Year: 9 Duration: 60 minutes

Scheme of work: Song writing.

Lesson: Listening and appraising AT2. 6e, 4c, 4d
Writing a melody over chords.

Learning Outcome:
Pupils will develop their knowledge about the fundamentals of melody writing. This
will be achieved by listening to how the melody fits the chords in Eleanor Rigby. The
pupils will also develop skills in composing without keyboards by adding a melody to
given chords.

Structure of lesson
Register and give out files
State aims Today we are going to look at the how to add a melody to chords. We
will be discussing what makes a good melody and then we will be composing our
own, except we will be doing this without the help of a keyboard. This is to make you
think about the notes of the chord and how to fit the melody into them.

Ask pupils for some important things to remember when composing a melody
- How do we know which notes to write when we are composing a melody over
- Do we need to use lots of notes? (Discuss how keeping it simple can be
- What sort of shapes should we be making when composing a melody?

Refer back to Eleanor Rigby and play through a few bars of this to show how they
have used the notes of the chord and used one note per syllable.

Individual written compositional task.

On the board the teacher should have examples of chords where a melody part has to
be added. The teacher should explain what chords are used and then ask the pupils
which three notes are the most important in this chord. The teacher should emphasise
the importance of starting and finishing notes.

Manuscript paper should be handed out.

Task 1 Copy out the chords and the first part of the melody and then complete.
Task 2 Copy out the chords and then add your own melody.

During this task the teacher should monitor pupils work and help those who find this
task difficult.

Using the chords from your song add a melody to your lyrics. Do this individually so
that you will have several melodies to work with next lesson.
Complete this task as homework.

Recap on main points by asking pupils questions.
Pack up and wait for the bell.

This is achieved through setting the task at different levels. Everyone should
complete the first task. However, only the more able pupils will complete task two.
In addition the first task will be half completed for the children so that they have a
plan to follow. Those who start on the task two will have to compose the melody
themselves. In a similar way pupils can work at there own pace in individual written
work when adding a melody to their own lyrics.
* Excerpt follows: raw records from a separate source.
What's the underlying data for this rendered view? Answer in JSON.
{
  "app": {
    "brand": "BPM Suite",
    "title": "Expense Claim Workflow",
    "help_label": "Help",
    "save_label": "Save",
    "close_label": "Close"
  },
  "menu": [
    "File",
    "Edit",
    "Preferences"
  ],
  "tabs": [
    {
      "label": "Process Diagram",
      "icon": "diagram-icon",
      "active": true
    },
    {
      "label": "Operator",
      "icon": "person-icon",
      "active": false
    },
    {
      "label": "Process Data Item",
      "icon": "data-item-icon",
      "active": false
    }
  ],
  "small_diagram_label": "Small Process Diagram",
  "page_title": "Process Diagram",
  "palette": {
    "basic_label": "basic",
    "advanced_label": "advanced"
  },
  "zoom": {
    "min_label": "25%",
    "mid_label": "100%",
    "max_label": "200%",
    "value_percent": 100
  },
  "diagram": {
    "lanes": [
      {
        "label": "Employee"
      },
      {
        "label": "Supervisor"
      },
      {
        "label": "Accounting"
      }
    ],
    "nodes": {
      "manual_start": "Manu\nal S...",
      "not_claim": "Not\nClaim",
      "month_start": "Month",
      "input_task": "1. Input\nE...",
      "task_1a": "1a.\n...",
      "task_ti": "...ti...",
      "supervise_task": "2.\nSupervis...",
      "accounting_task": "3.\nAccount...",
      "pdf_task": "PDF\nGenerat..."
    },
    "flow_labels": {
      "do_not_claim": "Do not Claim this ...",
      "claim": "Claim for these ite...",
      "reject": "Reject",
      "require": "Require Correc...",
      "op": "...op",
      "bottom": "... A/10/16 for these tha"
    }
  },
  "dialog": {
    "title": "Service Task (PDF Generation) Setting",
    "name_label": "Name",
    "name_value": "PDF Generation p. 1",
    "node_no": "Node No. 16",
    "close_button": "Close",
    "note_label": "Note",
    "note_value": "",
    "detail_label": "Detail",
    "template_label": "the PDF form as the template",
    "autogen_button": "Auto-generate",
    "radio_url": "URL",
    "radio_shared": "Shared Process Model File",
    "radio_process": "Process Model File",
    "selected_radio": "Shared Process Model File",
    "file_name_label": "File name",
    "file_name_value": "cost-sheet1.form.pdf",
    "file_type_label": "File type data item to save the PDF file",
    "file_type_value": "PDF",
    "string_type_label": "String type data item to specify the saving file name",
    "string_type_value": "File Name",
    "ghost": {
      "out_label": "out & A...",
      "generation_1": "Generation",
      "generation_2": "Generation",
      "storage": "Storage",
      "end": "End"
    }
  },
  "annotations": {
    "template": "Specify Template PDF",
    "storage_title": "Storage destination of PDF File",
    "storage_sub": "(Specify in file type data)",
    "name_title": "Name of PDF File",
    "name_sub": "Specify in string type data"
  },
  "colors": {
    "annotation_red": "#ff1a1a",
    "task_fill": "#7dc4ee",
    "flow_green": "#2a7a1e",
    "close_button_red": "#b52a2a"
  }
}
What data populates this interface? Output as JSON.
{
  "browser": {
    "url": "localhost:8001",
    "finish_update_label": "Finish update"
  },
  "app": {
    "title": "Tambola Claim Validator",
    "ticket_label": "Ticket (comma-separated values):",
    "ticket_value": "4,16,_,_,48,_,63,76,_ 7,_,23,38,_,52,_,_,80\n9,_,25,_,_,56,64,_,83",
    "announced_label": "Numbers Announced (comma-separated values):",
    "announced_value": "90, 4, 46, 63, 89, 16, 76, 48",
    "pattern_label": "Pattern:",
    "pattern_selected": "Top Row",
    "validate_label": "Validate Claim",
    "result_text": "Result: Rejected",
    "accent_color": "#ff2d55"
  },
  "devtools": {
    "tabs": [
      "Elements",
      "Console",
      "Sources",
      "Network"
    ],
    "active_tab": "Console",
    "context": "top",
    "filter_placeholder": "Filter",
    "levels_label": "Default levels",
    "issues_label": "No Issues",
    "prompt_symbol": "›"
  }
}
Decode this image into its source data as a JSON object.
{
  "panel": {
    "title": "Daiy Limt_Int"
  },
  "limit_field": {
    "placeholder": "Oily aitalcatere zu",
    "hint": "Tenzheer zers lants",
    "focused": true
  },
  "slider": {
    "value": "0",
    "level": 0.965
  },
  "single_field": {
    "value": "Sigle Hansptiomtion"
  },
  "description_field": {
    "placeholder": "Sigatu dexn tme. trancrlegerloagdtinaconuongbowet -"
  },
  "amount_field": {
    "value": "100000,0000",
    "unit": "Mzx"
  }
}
The written exercises should be handed in for marking. The teacher should write
comments of encouragement on the pupils work as well as ways to improve. For this
Criterion-referenced assessment should be used. Further monitoring should take
place within the lesson as well.

2000, L. Shannon,